These days, even as manufacturers rush to introduce new models, the phrase an increasing number of industry-watchers are using to describe electric vehicles is “not ready for prime time.” Sales worldwide show the market for the state-of-the-art electrics is tiny, even with generous subsidies. Even hybrids are fighting headwinds; other than Toyota, most manufacturers are seeing declines in sales of hybrids that have been on the market for more than a year.
The siren song of sales through battery power is claiming new victims. In March alone, Bright Automotive closed its doors after failing to secure a federal loan; Azure Dynamics filed for bankruptcy protection, leaving Ford looking for a warranty service provider for its converted Transit Connect vans, and A123 Systems has had serious problems with defective batteries that could hamper its efforts to raise money for future operations.
“We see the hype and the activity, but there continues to be no real business case,” said Brett Smith, co-director of the research organization’s manufacturing, engineering and technology department and co-director of the conference. “If it’s going to work, there has to be a way to develop a valid business case, and that hasn’t happened.”
“The goal of BPI is to highlight the challenges and opportunities of creating a viable (electric vehicle) business model — a challenge that continues to create problems” for many startups and early products, he said in an emailed statement to media. “CAR sees this challenge — and yes, even opportunity — continuing and is actively researching the topic.”

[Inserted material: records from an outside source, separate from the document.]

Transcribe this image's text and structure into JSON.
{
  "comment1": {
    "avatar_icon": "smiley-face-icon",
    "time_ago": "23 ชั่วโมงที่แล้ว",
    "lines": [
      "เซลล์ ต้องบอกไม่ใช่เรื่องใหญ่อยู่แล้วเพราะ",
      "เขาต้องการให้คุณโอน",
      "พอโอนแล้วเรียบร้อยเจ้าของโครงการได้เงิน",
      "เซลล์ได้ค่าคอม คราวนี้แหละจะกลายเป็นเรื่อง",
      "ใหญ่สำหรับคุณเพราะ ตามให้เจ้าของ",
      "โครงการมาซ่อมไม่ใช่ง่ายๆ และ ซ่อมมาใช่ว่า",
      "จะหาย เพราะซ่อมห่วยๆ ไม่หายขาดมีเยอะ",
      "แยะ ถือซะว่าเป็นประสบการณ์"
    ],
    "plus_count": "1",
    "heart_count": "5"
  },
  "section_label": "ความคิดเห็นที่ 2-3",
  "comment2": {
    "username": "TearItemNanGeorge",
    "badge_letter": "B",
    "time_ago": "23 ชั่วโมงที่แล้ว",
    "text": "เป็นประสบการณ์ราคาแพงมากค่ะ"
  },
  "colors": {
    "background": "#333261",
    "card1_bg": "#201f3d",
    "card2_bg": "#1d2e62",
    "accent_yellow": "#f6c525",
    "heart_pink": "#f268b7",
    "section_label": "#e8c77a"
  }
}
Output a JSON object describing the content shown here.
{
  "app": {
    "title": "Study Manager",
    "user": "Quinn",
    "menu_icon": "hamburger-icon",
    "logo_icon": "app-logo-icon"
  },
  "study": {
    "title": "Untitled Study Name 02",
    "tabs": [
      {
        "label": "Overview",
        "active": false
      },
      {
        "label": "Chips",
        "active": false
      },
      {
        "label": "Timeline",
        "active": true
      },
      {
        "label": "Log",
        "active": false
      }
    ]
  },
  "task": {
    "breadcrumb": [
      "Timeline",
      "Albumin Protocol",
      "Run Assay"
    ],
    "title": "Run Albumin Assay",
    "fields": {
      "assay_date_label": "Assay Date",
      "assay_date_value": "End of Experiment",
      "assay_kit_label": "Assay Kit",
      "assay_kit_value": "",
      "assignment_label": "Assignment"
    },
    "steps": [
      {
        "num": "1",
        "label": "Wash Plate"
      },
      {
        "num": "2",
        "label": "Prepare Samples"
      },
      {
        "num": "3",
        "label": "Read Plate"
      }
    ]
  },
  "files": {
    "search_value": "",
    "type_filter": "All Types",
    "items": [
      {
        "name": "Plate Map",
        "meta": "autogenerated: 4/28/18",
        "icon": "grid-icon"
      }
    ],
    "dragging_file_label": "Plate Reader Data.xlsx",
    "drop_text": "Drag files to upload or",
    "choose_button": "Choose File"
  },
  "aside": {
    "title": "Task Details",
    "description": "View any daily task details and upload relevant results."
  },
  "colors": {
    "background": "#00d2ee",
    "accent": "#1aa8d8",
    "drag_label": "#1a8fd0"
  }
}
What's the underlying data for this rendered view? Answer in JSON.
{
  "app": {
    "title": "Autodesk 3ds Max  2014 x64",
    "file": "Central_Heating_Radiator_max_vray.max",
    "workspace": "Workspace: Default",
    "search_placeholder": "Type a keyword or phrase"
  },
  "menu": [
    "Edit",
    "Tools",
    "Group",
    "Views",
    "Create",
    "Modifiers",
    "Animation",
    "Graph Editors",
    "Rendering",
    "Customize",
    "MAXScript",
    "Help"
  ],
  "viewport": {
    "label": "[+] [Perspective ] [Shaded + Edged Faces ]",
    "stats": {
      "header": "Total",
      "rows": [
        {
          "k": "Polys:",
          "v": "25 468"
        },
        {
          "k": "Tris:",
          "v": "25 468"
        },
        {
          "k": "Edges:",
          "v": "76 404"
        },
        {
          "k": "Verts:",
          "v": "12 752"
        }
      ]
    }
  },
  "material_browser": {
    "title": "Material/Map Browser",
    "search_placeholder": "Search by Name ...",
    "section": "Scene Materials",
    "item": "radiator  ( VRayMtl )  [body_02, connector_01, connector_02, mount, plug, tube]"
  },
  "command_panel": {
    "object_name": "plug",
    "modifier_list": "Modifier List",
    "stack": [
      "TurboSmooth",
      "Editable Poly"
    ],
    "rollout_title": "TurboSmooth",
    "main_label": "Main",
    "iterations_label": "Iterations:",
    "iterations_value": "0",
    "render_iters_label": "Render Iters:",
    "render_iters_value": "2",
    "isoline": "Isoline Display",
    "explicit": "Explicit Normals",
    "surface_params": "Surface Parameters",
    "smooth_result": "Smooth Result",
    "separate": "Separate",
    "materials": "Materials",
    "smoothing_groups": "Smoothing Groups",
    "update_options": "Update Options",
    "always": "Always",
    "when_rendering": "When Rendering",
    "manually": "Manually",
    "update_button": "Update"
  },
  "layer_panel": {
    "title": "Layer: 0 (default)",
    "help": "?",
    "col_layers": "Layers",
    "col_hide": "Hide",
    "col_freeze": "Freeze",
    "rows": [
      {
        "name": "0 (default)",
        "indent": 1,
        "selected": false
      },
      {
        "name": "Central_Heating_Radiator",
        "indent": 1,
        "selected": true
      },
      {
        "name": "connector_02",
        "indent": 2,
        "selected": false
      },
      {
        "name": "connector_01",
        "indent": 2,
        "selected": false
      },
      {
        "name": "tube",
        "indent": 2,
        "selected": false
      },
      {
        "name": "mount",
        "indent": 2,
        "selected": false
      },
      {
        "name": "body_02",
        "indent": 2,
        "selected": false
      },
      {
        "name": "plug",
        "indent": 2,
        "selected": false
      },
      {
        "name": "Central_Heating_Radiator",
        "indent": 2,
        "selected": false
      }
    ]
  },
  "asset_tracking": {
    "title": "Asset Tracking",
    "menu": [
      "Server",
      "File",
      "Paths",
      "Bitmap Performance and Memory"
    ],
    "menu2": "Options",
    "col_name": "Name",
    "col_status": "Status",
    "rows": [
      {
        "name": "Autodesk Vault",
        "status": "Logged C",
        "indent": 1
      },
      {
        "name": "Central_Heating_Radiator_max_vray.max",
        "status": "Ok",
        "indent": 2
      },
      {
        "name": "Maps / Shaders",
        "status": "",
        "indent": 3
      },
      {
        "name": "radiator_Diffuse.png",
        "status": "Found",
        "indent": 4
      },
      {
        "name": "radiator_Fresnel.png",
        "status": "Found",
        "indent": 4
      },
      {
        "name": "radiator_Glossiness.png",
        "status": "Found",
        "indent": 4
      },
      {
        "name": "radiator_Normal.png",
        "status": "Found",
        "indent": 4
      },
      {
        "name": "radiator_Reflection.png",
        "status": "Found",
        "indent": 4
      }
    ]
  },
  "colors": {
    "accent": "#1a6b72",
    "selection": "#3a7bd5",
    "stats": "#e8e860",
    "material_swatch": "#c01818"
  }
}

The Center says it will continue to discuss and research advanced powertrain trends, but only as part of its larger conferences, such as its annual Management Briefing Seminars in Traverse City.